August 27, 2014 -- Updated 1321 GMT (2121 HKT)
Ruben Navarrette says a great country does not deport thousands of vulnerable, unaccompanied minors who fled in fear for their lives
August 27, 2014 -- Updated 1319 GMT (2119 HKT)
Robert McIntyre says Congress is the culprit for letting Burger King pay lower taxes after merging with Tim Hortons.
August 26, 2014 -- Updated 2335 GMT (0735 HKT)
Wesley Clark says the U.S. can offer support to its Islamic friends in the region most threatened by ISIS, but it can't fight their war
August 26, 2014 -- Updated 2053 GMT (0453 HKT)
America's painful struggle with racism has often brought great satisfaction to the country's rivals, critics, and foes. The killing of Michael Brown and its tumultuous aftermath has been a bonanza.
August 26, 2014 -- Updated 1919 GMT (0319 HKT)
Rick Martin says the death of Robin Williams brought back memories of his own battle facing down depression as a young man
August 26, 2014 -- Updated 1558 GMT (2358 HKT)
David Perry asks: What's the best way for police officers to handle people with psychiatric disabilities?
August 25, 2014 -- Updated 1950 GMT (0350 HKT)
Julian Zelizer says it's not crazy to think Mitt Romney would be able to end up at the top of the GOP ticket in 2016
August 25, 2014 -- Updated 2052 GMT (0452 HKT)
Roxanne Jones and her girlfriends would cheer from the sidelines for the boys playing Little League. But they really wanted to play. Now Mo'ne Davis shows the world that girls really can throw.
August 25, 2014 -- Updated 2104 GMT (0504 HKT)
Kimberly Norwood is a black mom who lives in an affluent neighborhood not far from Ferguson, but she has the same fears for her children as people in that troubled town do
August 22, 2014 -- Updated 2145 GMT (0545 HKT)

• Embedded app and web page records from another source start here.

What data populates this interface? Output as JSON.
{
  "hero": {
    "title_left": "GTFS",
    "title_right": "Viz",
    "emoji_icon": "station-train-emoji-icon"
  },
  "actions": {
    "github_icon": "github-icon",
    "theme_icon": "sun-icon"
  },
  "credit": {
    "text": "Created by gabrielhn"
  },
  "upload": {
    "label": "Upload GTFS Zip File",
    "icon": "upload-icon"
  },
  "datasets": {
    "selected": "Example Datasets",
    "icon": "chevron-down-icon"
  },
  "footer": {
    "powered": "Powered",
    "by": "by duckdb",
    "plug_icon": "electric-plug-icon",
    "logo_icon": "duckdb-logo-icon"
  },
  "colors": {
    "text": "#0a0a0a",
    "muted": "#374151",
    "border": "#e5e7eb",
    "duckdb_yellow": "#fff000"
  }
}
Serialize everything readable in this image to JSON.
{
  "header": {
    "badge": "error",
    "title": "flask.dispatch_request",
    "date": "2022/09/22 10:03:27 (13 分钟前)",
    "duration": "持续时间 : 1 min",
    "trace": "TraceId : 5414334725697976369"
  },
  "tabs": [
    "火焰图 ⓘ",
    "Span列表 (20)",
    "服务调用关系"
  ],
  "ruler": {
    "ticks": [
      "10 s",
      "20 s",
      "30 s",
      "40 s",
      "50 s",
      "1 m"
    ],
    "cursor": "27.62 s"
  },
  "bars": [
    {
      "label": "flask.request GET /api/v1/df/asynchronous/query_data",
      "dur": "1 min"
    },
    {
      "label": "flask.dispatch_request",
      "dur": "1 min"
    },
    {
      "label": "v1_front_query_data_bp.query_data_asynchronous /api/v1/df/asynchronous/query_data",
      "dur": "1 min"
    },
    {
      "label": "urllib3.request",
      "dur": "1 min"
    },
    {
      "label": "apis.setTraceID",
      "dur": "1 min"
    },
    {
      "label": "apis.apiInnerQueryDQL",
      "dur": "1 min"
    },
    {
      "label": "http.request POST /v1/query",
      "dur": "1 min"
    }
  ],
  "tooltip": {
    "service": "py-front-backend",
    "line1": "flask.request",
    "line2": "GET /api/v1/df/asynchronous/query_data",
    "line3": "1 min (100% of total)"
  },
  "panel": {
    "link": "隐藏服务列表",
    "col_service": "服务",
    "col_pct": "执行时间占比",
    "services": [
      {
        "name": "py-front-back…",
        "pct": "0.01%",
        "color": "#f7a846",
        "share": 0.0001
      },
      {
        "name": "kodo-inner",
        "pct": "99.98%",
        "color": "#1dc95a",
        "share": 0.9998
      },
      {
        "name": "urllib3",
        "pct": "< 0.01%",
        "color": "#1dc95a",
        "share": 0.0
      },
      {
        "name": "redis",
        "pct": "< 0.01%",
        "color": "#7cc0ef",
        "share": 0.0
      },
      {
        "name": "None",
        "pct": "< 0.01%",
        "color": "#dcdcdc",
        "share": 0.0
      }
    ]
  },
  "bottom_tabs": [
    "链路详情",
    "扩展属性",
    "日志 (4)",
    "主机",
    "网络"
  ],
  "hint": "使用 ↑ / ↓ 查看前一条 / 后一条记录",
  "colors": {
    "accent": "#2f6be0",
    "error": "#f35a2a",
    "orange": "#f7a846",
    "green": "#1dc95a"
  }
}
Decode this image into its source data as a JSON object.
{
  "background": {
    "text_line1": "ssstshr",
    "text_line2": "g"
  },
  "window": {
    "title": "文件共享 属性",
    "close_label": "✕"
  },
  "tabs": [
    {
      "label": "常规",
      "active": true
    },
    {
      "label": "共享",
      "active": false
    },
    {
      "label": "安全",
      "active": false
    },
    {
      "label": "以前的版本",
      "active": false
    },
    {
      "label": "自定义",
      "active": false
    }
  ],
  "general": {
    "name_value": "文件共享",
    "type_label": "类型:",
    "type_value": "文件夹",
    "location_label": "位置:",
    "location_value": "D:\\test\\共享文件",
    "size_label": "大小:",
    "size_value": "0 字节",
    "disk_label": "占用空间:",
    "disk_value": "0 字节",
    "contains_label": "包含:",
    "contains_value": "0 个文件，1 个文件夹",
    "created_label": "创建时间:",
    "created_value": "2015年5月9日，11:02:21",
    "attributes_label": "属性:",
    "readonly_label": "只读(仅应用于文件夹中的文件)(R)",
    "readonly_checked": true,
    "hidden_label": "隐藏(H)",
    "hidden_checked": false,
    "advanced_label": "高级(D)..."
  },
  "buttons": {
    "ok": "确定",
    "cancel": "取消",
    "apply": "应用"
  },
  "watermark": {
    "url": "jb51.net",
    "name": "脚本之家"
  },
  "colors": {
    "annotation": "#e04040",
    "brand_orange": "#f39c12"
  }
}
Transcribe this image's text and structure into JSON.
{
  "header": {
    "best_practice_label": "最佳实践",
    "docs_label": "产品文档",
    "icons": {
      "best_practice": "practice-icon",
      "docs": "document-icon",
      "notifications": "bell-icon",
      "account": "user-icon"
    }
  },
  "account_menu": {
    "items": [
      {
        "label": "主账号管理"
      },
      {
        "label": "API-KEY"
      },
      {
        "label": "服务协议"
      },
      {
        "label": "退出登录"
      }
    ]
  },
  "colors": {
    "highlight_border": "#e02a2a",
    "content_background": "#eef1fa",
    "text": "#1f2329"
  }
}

It apparently has worked for France, say Peter Bergen and Emily Schneider, but carries uncomfortable risks. When it comes to kidnappings, nations face grim options.
ADVERTISEMENT